September 18th, 2017
From September 11 – 15, 2017, LOLG lawyers appeared before the Associate Chief Justice of Ontario on behalf of the Canadian Civil Liberties Association to argue that the federal law permitting solitary confinement of inmates is unconstitutional. The high-profile, week-long hearing was the culmination of two years of litigation against the federal government. The CCLA asked that the Court strike down the federal law as unconstitutional because it permits indefinite confinement and confinement of young adults under the age of 21 and those with serious mental illnesses, and because there is no independent oversight of a prison warden’s decision to place or keep an inmate in confinement. The CCLA presented voluminous medical evidence of the mental and physical harms caused by being locked alone in a cell for 22 or 23 hours a day and submitted first-hand evidence from inmates who have been kept in confinement for years.
LOLG lawyers, Jonathan Lisus, Larissa Moscu and Fahad Siddiqui, acted as pro bono counsel to the CCLA, along with a team from McCarthy Tetrault.
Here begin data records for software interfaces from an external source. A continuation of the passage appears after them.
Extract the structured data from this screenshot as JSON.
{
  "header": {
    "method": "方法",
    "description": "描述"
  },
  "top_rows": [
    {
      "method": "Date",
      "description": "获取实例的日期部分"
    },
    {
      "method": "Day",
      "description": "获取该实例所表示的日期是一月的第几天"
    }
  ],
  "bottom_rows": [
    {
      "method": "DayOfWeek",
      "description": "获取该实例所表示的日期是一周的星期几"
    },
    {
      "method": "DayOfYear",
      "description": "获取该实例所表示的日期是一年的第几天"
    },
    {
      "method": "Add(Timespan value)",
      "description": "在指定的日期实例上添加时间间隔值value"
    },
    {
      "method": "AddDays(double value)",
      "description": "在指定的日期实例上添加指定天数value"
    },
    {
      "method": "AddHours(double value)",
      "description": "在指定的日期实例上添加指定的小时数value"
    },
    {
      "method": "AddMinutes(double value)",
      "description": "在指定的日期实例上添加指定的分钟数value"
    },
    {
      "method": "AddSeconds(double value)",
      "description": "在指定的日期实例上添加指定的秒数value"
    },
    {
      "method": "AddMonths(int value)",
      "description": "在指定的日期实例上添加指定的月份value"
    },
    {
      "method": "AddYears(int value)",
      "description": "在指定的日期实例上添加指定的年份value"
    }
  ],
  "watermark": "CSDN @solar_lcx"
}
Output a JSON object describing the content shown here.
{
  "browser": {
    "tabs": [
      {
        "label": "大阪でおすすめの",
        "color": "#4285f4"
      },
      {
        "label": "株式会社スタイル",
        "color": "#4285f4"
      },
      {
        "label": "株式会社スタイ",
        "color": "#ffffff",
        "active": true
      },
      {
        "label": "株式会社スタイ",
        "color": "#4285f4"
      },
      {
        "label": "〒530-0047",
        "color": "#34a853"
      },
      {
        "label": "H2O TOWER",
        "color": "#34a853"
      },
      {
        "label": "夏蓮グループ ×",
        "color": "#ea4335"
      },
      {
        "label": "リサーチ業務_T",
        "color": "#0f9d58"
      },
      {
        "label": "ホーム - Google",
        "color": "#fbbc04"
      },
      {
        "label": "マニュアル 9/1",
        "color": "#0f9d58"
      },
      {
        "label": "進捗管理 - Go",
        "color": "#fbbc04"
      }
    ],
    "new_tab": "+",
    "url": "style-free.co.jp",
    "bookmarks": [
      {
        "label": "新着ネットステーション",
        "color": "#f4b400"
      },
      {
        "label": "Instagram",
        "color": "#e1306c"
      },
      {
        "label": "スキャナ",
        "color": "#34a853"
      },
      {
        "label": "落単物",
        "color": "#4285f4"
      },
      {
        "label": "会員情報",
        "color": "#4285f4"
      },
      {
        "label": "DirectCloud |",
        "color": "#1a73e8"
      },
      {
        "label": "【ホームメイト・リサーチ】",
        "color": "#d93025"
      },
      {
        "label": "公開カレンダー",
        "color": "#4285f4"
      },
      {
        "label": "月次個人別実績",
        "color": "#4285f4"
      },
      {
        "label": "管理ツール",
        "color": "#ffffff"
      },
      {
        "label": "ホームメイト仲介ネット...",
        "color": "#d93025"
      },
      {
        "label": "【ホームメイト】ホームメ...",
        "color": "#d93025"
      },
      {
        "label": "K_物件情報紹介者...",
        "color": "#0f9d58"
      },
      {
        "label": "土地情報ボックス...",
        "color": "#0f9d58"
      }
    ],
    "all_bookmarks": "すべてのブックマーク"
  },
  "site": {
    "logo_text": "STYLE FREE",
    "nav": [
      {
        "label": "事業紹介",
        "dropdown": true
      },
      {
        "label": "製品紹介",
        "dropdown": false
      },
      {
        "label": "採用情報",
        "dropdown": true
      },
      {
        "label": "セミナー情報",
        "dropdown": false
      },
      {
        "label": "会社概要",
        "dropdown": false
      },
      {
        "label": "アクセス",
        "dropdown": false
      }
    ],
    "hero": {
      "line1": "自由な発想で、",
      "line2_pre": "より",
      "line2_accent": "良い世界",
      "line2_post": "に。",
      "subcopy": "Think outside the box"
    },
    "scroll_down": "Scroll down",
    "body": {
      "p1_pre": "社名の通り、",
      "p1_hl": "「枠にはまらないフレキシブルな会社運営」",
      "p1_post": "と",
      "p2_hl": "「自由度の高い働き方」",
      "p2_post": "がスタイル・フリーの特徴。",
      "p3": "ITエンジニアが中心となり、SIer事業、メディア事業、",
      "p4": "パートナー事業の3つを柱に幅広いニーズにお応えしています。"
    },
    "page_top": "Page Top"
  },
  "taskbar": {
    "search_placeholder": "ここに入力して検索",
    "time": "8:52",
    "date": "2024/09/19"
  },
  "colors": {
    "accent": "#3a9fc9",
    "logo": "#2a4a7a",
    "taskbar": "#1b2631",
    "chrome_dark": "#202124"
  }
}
The decision is currently under reserve.
The case represents the first constitutional challenge to the confinement provisions in the Corrections and Conditional Release Act. It has gained significant media attention, some of which is excerpted below.